YOUR TASK
Copy out all the data, word for word.

RECORDS
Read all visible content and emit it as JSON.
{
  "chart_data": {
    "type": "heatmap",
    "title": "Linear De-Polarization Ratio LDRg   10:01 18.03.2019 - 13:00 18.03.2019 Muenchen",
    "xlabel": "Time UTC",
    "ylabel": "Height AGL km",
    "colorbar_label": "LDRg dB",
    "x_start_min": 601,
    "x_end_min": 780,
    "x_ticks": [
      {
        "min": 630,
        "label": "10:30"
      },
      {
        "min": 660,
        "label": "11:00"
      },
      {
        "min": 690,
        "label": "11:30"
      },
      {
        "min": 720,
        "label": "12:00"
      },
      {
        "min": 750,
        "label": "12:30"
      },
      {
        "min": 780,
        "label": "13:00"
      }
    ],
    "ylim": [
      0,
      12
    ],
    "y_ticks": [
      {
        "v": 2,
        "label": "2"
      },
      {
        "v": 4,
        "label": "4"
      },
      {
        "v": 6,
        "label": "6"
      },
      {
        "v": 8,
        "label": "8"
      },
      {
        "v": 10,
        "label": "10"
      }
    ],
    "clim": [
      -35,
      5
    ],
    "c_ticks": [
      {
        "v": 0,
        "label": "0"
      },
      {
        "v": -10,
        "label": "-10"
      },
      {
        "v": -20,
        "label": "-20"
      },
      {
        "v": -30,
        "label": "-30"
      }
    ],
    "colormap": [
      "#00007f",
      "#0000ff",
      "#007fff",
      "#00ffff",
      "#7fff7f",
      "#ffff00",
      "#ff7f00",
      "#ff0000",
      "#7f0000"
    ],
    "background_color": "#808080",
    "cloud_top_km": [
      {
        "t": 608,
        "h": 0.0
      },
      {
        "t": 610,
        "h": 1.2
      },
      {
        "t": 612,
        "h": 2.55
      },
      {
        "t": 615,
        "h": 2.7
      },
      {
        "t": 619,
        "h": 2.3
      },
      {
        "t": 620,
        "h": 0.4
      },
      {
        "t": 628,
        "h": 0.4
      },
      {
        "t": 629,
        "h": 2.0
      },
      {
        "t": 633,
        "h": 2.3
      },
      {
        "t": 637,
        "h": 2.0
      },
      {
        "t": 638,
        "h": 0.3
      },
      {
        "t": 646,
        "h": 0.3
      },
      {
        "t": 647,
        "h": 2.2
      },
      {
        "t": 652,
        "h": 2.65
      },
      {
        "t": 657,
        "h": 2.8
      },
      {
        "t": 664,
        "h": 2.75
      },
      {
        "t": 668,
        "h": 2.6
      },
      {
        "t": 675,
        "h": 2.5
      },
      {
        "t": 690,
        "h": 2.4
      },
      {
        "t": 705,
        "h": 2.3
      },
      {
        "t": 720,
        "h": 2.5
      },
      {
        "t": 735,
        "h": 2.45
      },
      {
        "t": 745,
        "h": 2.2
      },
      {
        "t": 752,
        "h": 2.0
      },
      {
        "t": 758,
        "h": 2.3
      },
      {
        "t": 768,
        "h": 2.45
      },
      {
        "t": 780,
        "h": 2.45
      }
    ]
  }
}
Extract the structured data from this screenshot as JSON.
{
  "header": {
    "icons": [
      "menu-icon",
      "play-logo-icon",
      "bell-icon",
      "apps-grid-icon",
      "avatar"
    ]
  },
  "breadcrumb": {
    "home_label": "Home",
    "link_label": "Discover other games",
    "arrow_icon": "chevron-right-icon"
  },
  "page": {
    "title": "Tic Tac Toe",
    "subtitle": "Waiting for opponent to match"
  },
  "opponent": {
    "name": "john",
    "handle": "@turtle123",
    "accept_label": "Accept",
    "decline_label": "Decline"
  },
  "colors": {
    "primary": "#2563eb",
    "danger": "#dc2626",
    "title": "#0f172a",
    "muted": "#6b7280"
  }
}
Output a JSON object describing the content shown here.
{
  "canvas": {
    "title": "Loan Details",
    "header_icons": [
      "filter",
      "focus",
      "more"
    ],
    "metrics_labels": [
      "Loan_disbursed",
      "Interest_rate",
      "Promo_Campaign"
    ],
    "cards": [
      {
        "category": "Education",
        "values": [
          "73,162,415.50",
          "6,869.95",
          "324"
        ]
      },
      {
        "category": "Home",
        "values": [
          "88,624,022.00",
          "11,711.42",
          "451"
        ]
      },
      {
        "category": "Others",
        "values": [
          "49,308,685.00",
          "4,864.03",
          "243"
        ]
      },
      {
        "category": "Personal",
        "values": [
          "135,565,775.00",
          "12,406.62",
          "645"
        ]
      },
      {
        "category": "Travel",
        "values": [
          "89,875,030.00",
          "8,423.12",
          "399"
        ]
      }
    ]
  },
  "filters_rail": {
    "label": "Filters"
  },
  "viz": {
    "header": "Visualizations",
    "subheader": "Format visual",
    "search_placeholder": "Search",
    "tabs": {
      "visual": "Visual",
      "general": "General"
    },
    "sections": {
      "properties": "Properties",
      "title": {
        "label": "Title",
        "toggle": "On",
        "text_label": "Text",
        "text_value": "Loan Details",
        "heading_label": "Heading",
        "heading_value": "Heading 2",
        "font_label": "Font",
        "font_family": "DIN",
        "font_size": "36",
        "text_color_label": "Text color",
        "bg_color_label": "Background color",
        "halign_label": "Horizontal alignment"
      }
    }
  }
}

REPLY
Read all visible content and emit it as JSON.
{
  "chart_data": {
    "type": "heatmap",
    "title": "Linear De-Polarization Ratio LDRg   10:01 18.03.2019 - 13:00 18.03.2019 Muenchen",
    "xlabel": "Time UTC",
    "ylabel": "Height AGL km",
    "colorbar_label": "LDRg dB",
    "x_start_min": 601,
    "x_end_min": 780,
    "x_ticks": [
      {
        "min": 630,
        "label": "10:30"
      },
      {
        "min": 660,
        "label": "11:00"
      },
      {
        "min": 690,
        "label": "11:30"
      },
      {
        "min": 720,
        "label": "12:00"
      },
      {
        "min": 750,
        "label": "12:30"
      },
      {
        "min": 780,
        "label": "13:00"
      }
    ],
    "ylim": [
      0,
      12
    ],
    "y_ticks": [
      {
        "v": 2,
        "label": "2"
      },
      {
        "v": 4,
        "label": "4"
      },
      {
        "v": 6,
        "label": "6"
      },
      {
        "v": 8,
        "label": "8"
      },
      {
        "v": 10,
        "label": "10"
      }
    ],
    "clim": [
      -35,
      5
    ],
    "c_ticks": [
      {
        "v": 0,
        "label": "0"
      },
      {
        "v": -10,
        "label": "-10"
      },
      {
        "v": -20,
        "label": "-20"
      },
      {
        "v": -30,
        "label": "-30"
      }
    ],
    "colormap": [
      "#00007f",
      "#0000ff",
      "#007fff",
      "#00ffff",
      "#7fff7f",
      "#ffff00",
      "#ff7f00",
      "#ff0000",
      "#7f0000"
    ],
    "background_color": "#808080",
    "cloud_top_km": [
      {
        "t": 608,
        "h": 0.0
      },
      {
        "t": 610,
        "h": 1.2
      },
      {
        "t": 612,
        "h": 2.55
      },
      {
        "t": 615,
        "h": 2.7
      },
      {
        "t": 619,
        "h": 2.3
      },
      {
        "t": 620,
        "h": 0.4
      },
      {
        "t": 628,
        "h": 0.4
      },
      {
        "t": 629,
        "h": 2.0
      },
      {
        "t": 633,
        "h": 2.3
      },
      {
        "t": 637,
        "h": 2.0
      },
      {
        "t": 638,
        "h": 0.3
      },
      {
        "t": 646,
        "h": 0.3
      },
      {
        "t": 647,
        "h": 2.2
      },
      {
        "t": 652,
        "h": 2.65
      },
      {
        "t": 657,
        "h": 2.8
      },
      {
        "t": 664,
        "h": 2.75
      },
      {
        "t": 668,
        "h": 2.6
      },
      {
        "t": 675,
        "h": 2.5
      },
      {
        "t": 690,
        "h": 2.4
      },
      {
        "t": 705,
        "h": 2.3
      },
      {
        "t": 720,
        "h": 2.5
      },
      {
        "t": 735,
        "h": 2.45
      },
      {
        "t": 745,
        "h": 2.2
      },
      {
        "t": 752,
        "h": 2.0
      },
      {
        "t": 758,
        "h": 2.3
      },
      {
        "t": 768,
        "h": 2.45
      },
      {
        "t": 780,
        "h": 2.45
      }
    ]
  }
}
Extract the structured data from this screenshot as JSON.
{
  "header": {
    "icons": [
      "menu-icon",
      "play-logo-icon",
      "bell-icon",
      "apps-grid-icon",
      "avatar"
    ]
  },
  "breadcrumb": {
    "home_label": "Home",
    "link_label": "Discover other games",
    "arrow_icon": "chevron-right-icon"
  },
  "page": {
    "title": "Tic Tac Toe",
    "subtitle": "Waiting for opponent to match"
  },
  "opponent": {
    "name": "john",
    "handle": "@turtle123",
    "accept_label": "Accept",
    "decline_label": "Decline"
  },
  "colors": {
    "primary": "#2563eb",
    "danger": "#dc2626",
    "title": "#0f172a",
    "muted": "#6b7280"
  }
}
Output a JSON object describing the content shown here.
{
  "canvas": {
    "title": "Loan Details",
    "header_icons": [
      "filter",
      "focus",
      "more"
    ],
    "metrics_labels": [
      "Loan_disbursed",
      "Interest_rate",
      "Promo_Campaign"
    ],
    "cards": [
      {
        "category": "Education",
        "values": [
          "73,162,415.50",
          "6,869.95",
          "324"
        ]
      },
      {
        "category": "Home",
        "values": [
          "88,624,022.00",
          "11,711.42",
          "451"
        ]
      },
      {
        "category": "Others",
        "values": [
          "49,308,685.00",
          "4,864.03",
          "243"
        ]
      },
      {
        "category": "Personal",
        "values": [
          "135,565,775.00",
          "12,406.62",
          "645"
        ]
      },
      {
        "category": "Travel",
        "values": [
          "89,875,030.00",
          "8,423.12",
          "399"
        ]
      }
    ]
  },
  "filters_rail": {
    "label": "Filters"
  },
  "viz": {
    "header": "Visualizations",
    "subheader": "Format visual",
    "search_placeholder": "Search",
    "tabs": {
      "visual": "Visual",
      "general": "General"
    },
    "sections": {
      "properties": "Properties",
      "title": {
        "label": "Title",
        "toggle": "On",
        "text_label": "Text",
        "text_value": "Loan Details",
        "heading_label": "Heading",
        "heading_value": "Heading 2",
        "font_label": "Font",
        "font_family": "DIN",
        "font_size": "36",
        "text_color_label": "Text color",
        "bg_color_label": "Background color",
        "halign_label": "Horizontal alignment"
      }
    }
  }
}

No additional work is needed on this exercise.